Try it:
The answer must be an exact copy of every entry.

Given records:
........
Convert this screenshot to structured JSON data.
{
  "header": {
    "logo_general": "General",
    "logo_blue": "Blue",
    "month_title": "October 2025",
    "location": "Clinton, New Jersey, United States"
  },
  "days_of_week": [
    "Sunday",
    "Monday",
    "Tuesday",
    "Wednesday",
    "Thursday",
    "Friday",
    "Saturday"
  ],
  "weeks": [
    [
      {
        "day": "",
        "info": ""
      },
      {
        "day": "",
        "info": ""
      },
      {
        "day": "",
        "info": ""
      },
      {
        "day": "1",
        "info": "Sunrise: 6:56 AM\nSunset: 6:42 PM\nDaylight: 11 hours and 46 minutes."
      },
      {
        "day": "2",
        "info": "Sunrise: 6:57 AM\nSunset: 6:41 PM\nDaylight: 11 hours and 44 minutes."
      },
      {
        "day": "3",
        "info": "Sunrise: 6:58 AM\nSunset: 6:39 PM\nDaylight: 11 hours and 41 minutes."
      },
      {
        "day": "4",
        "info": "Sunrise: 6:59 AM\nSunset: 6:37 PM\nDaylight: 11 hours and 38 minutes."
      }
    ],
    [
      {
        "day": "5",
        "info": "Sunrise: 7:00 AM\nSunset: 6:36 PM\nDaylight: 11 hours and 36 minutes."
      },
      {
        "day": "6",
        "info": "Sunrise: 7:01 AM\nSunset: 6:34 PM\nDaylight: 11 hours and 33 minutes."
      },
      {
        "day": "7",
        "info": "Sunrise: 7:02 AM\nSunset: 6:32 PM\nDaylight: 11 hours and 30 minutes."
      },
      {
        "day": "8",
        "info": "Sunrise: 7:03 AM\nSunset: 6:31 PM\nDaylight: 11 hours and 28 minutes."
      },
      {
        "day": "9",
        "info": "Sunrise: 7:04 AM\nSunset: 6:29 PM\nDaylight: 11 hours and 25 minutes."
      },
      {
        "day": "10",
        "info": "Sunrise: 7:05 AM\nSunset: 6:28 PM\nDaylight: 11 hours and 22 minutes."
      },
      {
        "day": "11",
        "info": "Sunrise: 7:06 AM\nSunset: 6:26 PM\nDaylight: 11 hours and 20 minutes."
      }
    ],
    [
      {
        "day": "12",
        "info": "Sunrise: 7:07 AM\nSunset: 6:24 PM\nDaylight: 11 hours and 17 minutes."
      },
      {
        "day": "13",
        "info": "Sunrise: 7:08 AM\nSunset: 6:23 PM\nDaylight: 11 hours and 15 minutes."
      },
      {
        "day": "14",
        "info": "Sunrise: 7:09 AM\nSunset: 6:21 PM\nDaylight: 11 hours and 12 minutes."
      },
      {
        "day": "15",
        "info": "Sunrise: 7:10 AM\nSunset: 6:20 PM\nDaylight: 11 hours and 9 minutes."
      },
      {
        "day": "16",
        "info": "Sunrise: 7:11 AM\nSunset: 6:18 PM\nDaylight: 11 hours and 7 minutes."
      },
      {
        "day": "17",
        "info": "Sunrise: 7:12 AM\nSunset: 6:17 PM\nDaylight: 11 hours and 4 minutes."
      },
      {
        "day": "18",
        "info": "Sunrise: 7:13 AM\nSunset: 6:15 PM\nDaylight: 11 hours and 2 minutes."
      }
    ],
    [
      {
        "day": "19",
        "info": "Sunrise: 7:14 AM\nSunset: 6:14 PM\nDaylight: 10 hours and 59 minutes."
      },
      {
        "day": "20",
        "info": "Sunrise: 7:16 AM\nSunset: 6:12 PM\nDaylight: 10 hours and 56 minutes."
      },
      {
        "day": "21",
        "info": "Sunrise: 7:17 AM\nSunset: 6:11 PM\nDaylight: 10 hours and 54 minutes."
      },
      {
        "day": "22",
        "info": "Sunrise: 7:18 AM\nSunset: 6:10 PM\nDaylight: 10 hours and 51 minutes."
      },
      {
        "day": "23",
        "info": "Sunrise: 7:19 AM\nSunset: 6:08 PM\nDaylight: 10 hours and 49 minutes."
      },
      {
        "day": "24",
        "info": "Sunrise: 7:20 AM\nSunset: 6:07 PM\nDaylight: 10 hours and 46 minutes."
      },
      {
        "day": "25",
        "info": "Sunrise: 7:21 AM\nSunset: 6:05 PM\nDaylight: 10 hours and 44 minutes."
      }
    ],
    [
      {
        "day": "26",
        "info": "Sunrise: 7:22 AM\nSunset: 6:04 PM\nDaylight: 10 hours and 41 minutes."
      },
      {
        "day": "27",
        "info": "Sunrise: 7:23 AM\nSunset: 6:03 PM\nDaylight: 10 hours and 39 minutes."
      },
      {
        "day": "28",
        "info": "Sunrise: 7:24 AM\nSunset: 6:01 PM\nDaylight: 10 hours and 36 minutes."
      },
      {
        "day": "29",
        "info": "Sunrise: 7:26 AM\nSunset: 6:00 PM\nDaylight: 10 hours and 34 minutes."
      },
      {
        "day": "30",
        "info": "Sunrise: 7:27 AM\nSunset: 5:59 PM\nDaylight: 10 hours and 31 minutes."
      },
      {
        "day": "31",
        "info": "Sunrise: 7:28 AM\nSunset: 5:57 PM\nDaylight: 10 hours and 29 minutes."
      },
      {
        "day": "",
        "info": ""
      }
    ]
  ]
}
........
Solution for this problem:
Convert this screenshot to structured JSON data.
{
  "header": {
    "logo_general": "General",
    "logo_blue": "Blue",
    "month_title": "October 2025",
    "location": "Clinton, New Jersey, United States"
  },
  "days_of_week": [
    "Sunday",
    "Monday",
    "Tuesday",
    "Wednesday",
    "Thursday",
    "Friday",
    "Saturday"
  ],
  "weeks": [
    [
      {
        "day": "",
        "info": ""
      },
      {
        "day": "",
        "info": ""
      },
      {
        "day": "",
        "info": ""
      },
      {
        "day": "1",
        "info": "Sunrise: 6:56 AM\nSunset: 6:42 PM\nDaylight: 11 hours and 46 minutes."
      },
      {
        "day": "2",
        "info": "Sunrise: 6:57 AM\nSunset: 6:41 PM\nDaylight: 11 hours and 44 minutes."
      },
      {
        "day": "3",
        "info": "Sunrise: 6:58 AM\nSunset: 6:39 PM\nDaylight: 11 hours and 41 minutes."
      },
      {
        "day": "4",
        "info": "Sunrise: 6:59 AM\nSunset: 6:37 PM\nDaylight: 11 hours and 38 minutes."
      }
    ],
    [
      {
        "day": "5",
        "info": "Sunrise: 7:00 AM\nSunset: 6:36 PM\nDaylight: 11 hours and 36 minutes."
      },
      {
        "day": "6",
        "info": "Sunrise: 7:01 AM\nSunset: 6:34 PM\nDaylight: 11 hours and 33 minutes."
      },
      {
        "day": "7",
        "info": "Sunrise: 7:02 AM\nSunset: 6:32 PM\nDaylight: 11 hours and 30 minutes."
      },
      {
        "day": "8",
        "info": "Sunrise: 7:03 AM\nSunset: 6:31 PM\nDaylight: 11 hours and 28 minutes."
      },
      {
        "day": "9",
        "info": "Sunrise: 7:04 AM\nSunset: 6:29 PM\nDaylight: 11 hours and 25 minutes."
      },
      {
        "day": "10",
        "info": "Sunrise: 7:05 AM\nSunset: 6:28 PM\nDaylight: 11 hours and 22 minutes."
      },
      {
        "day": "11",
        "info": "Sunrise: 7:06 AM\nSunset: 6:26 PM\nDaylight: 11 hours and 20 minutes."
      }
    ],
    [
      {
        "day": "12",
        "info": "Sunrise: 7:07 AM\nSunset: 6:24 PM\nDaylight: 11 hours and 17 minutes."
      },
      {
        "day": "13",
        "info": "Sunrise: 7:08 AM\nSunset: 6:23 PM\nDaylight: 11 hours and 15 minutes."
      },
      {
        "day": "14",
        "info": "Sunrise: 7:09 AM\nSunset: 6:21 PM\nDaylight: 11 hours and 12 minutes."
      },
      {
        "day": "15",
        "info": "Sunrise: 7:10 AM\nSunset: 6:20 PM\nDaylight: 11 hours and 9 minutes."
      },
      {
        "day": "16",
        "info": "Sunrise: 7:11 AM\nSunset: 6:18 PM\nDaylight: 11 hours and 7 minutes."
      },
      {
        "day": "17",
        "info": "Sunrise: 7:12 AM\nSunset: 6:17 PM\nDaylight: 11 hours and 4 minutes."
      },
      {
        "day": "18",
        "info": "Sunrise: 7:13 AM\nSunset: 6:15 PM\nDaylight: 11 hours and 2 minutes."
      }
    ],
    [
      {
        "day": "19",
        "info": "Sunrise: 7:14 AM\nSunset: 6:14 PM\nDaylight: 10 hours and 59 minutes."
      },
      {
        "day": "20",
        "info": "Sunrise: 7:16 AM\nSunset: 6:12 PM\nDaylight: 10 hours and 56 minutes."
      },
      {
        "day": "21",
        "info": "Sunrise: 7:17 AM\nSunset: 6:11 PM\nDaylight: 10 hours and 54 minutes."
      },
      {
        "day": "22",
        "info": "Sunrise: 7:18 AM\nSunset: 6:10 PM\nDaylight: 10 hours and 51 minutes."
      },
      {
        "day": "23",
        "info": "Sunrise: 7:19 AM\nSunset: 6:08 PM\nDaylight: 10 hours and 49 minutes."
      },
      {
        "day": "24",
        "info": "Sunrise: 7:20 AM\nSunset: 6:07 PM\nDaylight: 10 hours and 46 minutes."
      },
      {
        "day": "25",
        "info": "Sunrise: 7:21 AM\nSunset: 6:05 PM\nDaylight: 10 hours and 44 minutes."
      }
    ],
    [
      {
        "day": "26",
        "info": "Sunrise: 7:22 AM\nSunset: 6:04 PM\nDaylight: 10 hours and 41 minutes."
      },
      {
        "day": "27",
        "info": "Sunrise: 7:23 AM\nSunset: 6:03 PM\nDaylight: 10 hours and 39 minutes."
      },
      {
        "day": "28",
        "info": "Sunrise: 7:24 AM\nSunset: 6:01 PM\nDaylight: 10 hours and 36 minutes."
      },
      {
        "day": "29",
        "info": "Sunrise: 7:26 AM\nSunset: 6:00 PM\nDaylight: 10 hours and 34 minutes."
      },
      {
        "day": "30",
        "info": "Sunrise: 7:27 AM\nSunset: 5:59 PM\nDaylight: 10 hours and 31 minutes."
      },
      {
        "day": "31",
        "info": "Sunrise: 7:28 AM\nSunset: 5:57 PM\nDaylight: 10 hours and 29 minutes."
      },
      {
        "day": "",
        "info": ""
      }
    ]
  ]
}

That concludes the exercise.